On February 1, 2022, Louisiana’s Climate Initiatives Task Force released the state’s first Climate Action Plan. In the plan, the task force notes that “Louisiana is among the most vulnerable states in the United States to the impacts of climate change” and poor air quality, repetitive flooding events, and extreme heat are impacting the state’s ability to be resilient. Although the Climate Action Plan is primarily intended to guide climate mitigation efforts in Louisiana, the task force recommends 28 strategies and 84 actions the state can take to both reduce greenhouse gas emissions and build resilience to the impacts of climate change.

Resource Category: Planning

 

See Resource Login to Add to My Resource List

 

Resource

Louisiana Land Use Toolkit 3.0

April 2019

The Louisiana Land Use Toolkit was created by the Center of Planning Excellence (CPEX), as a model development code to support economically, culturally, and environmentally sustainable development for communities of Louisiana. The Toolkit applies “Smart Growth” principles to future development planning, aiming to create resilient communities, revitalized neighborhoods, increased land value, affordable housing, and protected rural, natural, and open space areas. The Toolkit is a free, online resource designed for Louisiana parishes and municipalities to tailor to local needs by adopting a zoning code, a subdivision code, or an individual ordinance — or to be customized into a complete development code.

Resource Category: Data and tools

 

See Resource Login to Add to My Resource List

 

Resource

Patterns and Projections of High Tide Flooding Along the U.S. Coastline Using a Common Impact Threshold

February 2018

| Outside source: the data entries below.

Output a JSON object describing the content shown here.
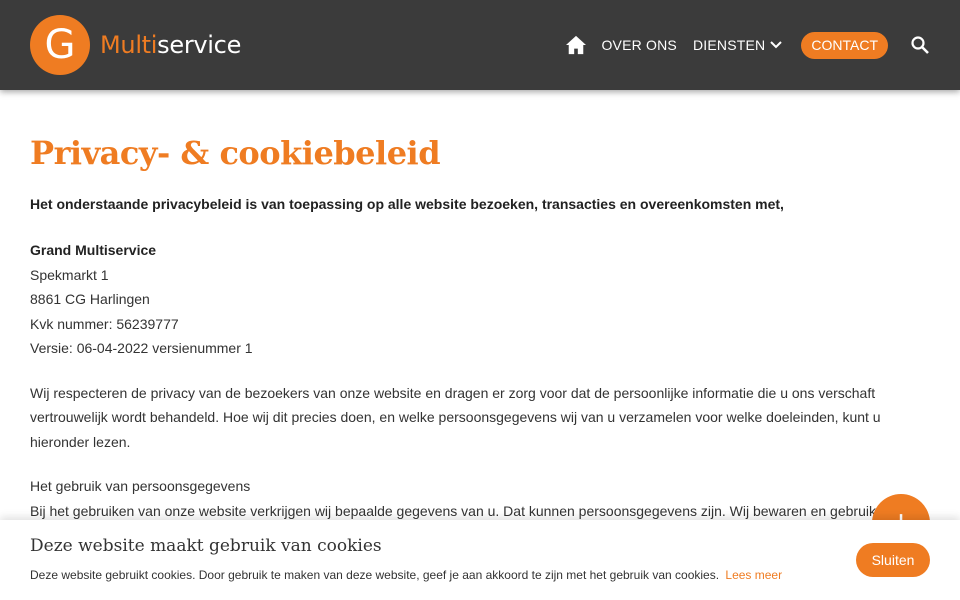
{
  "brand": {
    "logo_letter": "G",
    "name_part1": "Multi",
    "name_part2": "service",
    "accent_color": "#ef7c22",
    "header_color": "#3b3b3b"
  },
  "nav": {
    "home_icon": "home-icon",
    "items": [
      {
        "label": "OVER ONS"
      },
      {
        "label": "DIENSTEN",
        "has_dropdown": true
      }
    ],
    "contact_label": "CONTACT",
    "search_icon": "search-icon"
  },
  "page": {
    "title": "Privacy- & cookiebeleid",
    "intro": "Het onderstaande privacybeleid is van toepassing op alle website bezoeken, transacties en overeenkomsten met,",
    "address": {
      "company": "Grand Multiservice",
      "street": "Spekmarkt 1",
      "city": "8861 CG Harlingen",
      "kvk": "Kvk nummer: 56239777",
      "version": "Versie: 06-04-2022 versienummer 1"
    },
    "para1": "Wij respecteren de privacy van de bezoekers van onze website en dragen er zorg voor dat de persoonlijke informatie die u ons verschaft vertrouwelijk wordt behandeld. Hoe wij dit precies doen, en welke persoonsgegevens wij van u verzamelen voor welke doeleinden, kunt u hieronder lezen.",
    "section_heading": "Het gebruik van persoonsgegevens",
    "section_text": "Bij het gebruiken van onze website verkrijgen wij bepaalde gegevens van u. Dat kunnen persoonsgegevens zijn. Wij bewaren en gebruiken"
  },
  "fab": {
    "icon": "plus-icon",
    "glyph": "+"
  },
  "cookie": {
    "title": "Deze website maakt gebruik van cookies",
    "text": "Deze website gebruikt cookies. Door gebruik te maken van deze website, geef je aan akkoord te zijn met het gebruik van cookies.",
    "link": "Lees meer",
    "button": "Sluiten"
  }
}
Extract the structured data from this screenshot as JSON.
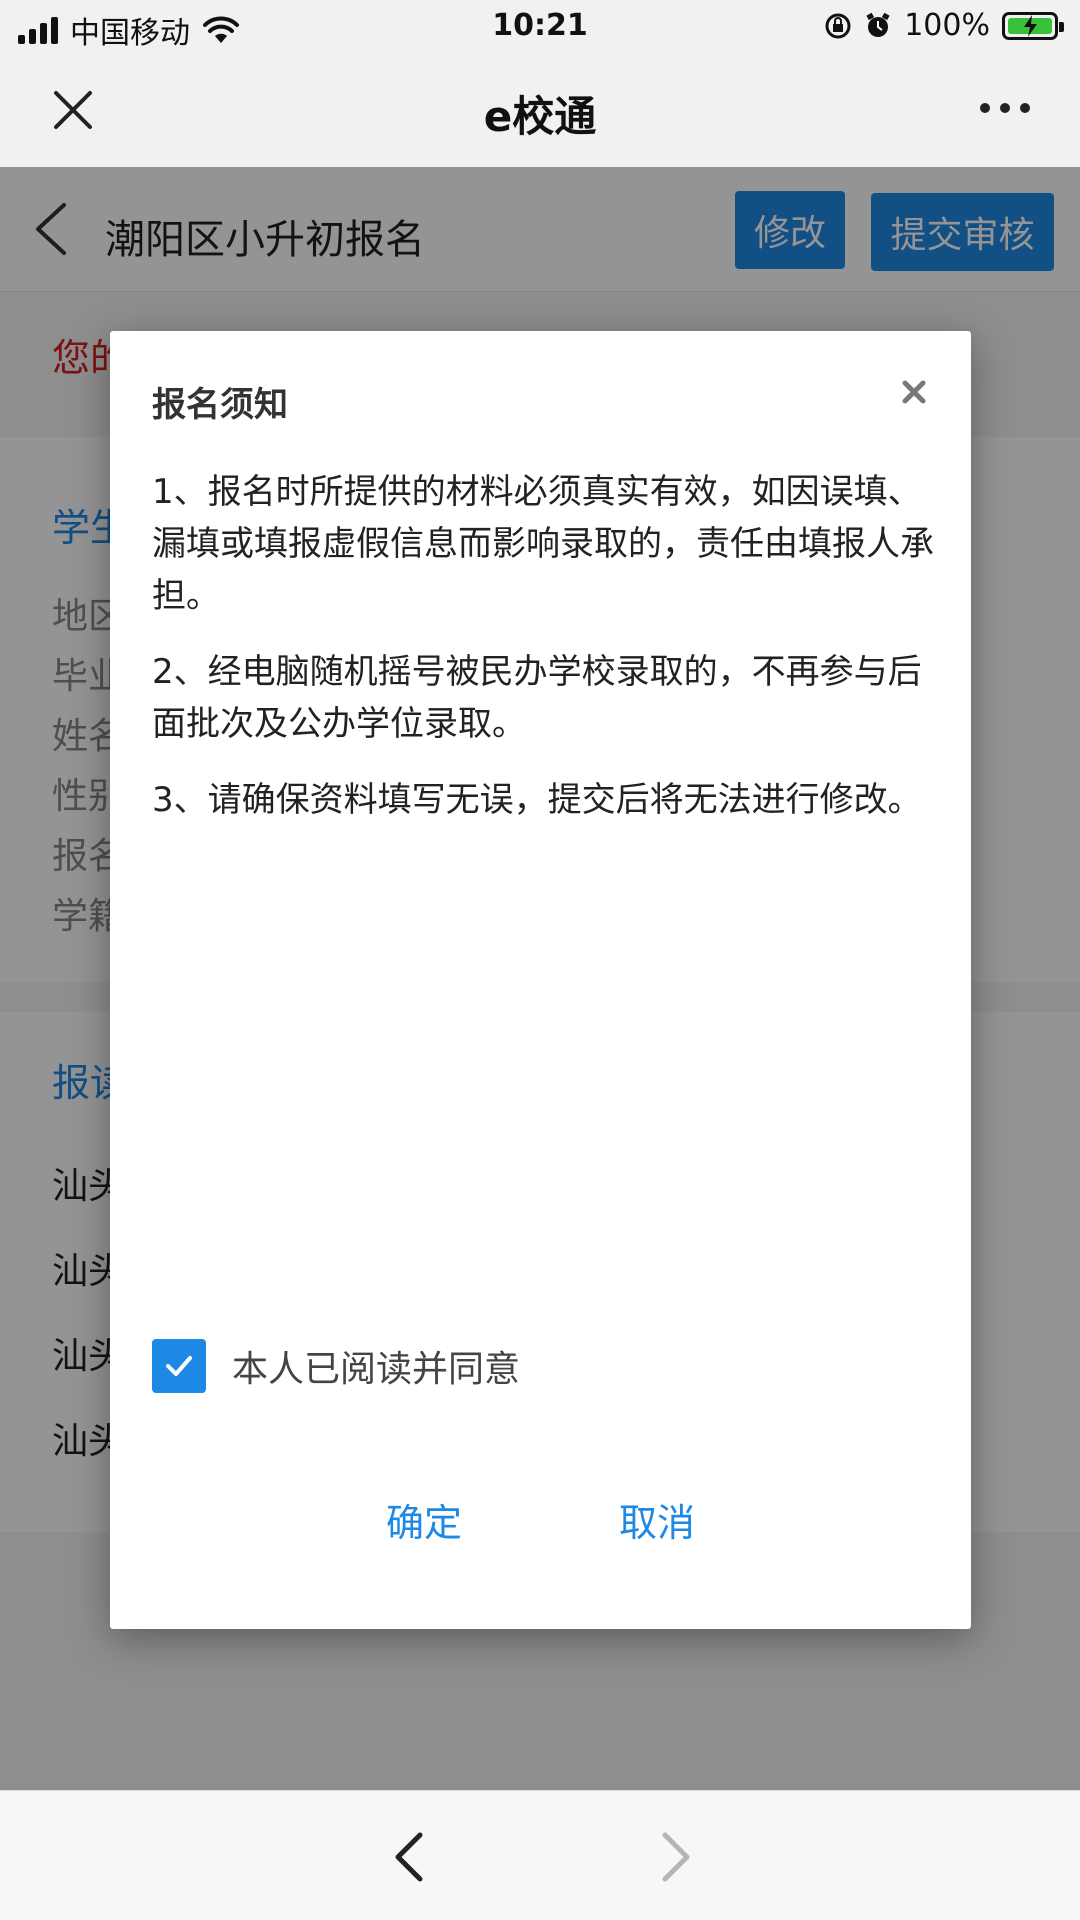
{
  "status_bar": {
    "carrier": "中国移动",
    "time": "10:21",
    "battery_percent": "100%",
    "battery_level": 1.0,
    "icons": [
      "signal-icon",
      "wifi-icon",
      "rotation-lock-icon",
      "alarm-icon",
      "battery-charging-icon"
    ]
  },
  "title_bar": {
    "title": "e校通",
    "icons": [
      "close-icon",
      "more-icon"
    ]
  },
  "page": {
    "title": "潮阳区小升初报名",
    "edit_label": "修改",
    "submit_label": "提交审核",
    "notice_prefix": "您的",
    "section1_title_prefix": "学生",
    "section1_rows": [
      "地区",
      "毕业",
      "姓名",
      "性别",
      "报名",
      "学籍"
    ],
    "section2_title_prefix": "报读",
    "section2_rows": [
      "汕头",
      "汕头",
      "汕头",
      "汕头"
    ]
  },
  "modal": {
    "title": "报名须知",
    "paragraphs": [
      "1、报名时所提供的材料必须真实有效，如因误填、漏填或填报虚假信息而影响录取的，责任由填报人承担。",
      "2、经电脑随机摇号被民办学校录取的，不再参与后面批次及公办学位录取。",
      "3、请确保资料填写无误，提交后将无法进行修改。"
    ],
    "agree_label": "本人已阅读并同意",
    "agree_checked": true,
    "confirm_label": "确定",
    "cancel_label": "取消"
  },
  "colors": {
    "accent": "#1e88e5",
    "alert": "#d62020",
    "battery": "#37c23a"
  }
}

The National Oceanic and Atmospheric Administration (NOAA) analyzes "high tide flooding" (also known as "nuisance flooding") in this report, and finds that it is becoming more commonplace due to sea level rise. High tide flooding impacts roads, beaches, parks, and private property, and is generally more disruptive than damaging. However, there are places such as Norfolk, Virginia; San Diego, California; and the U. S Marshall islands where it is currently a serious problem. Even more, with continued sea level rise, flooding is likely to increase.

Authors or Affiliated Users: William Sweet, Greg Dusek, Jayantha Obeysekera, John Marra

Resource Category: Data and tools

 

See Resource Login to Add to My Resource List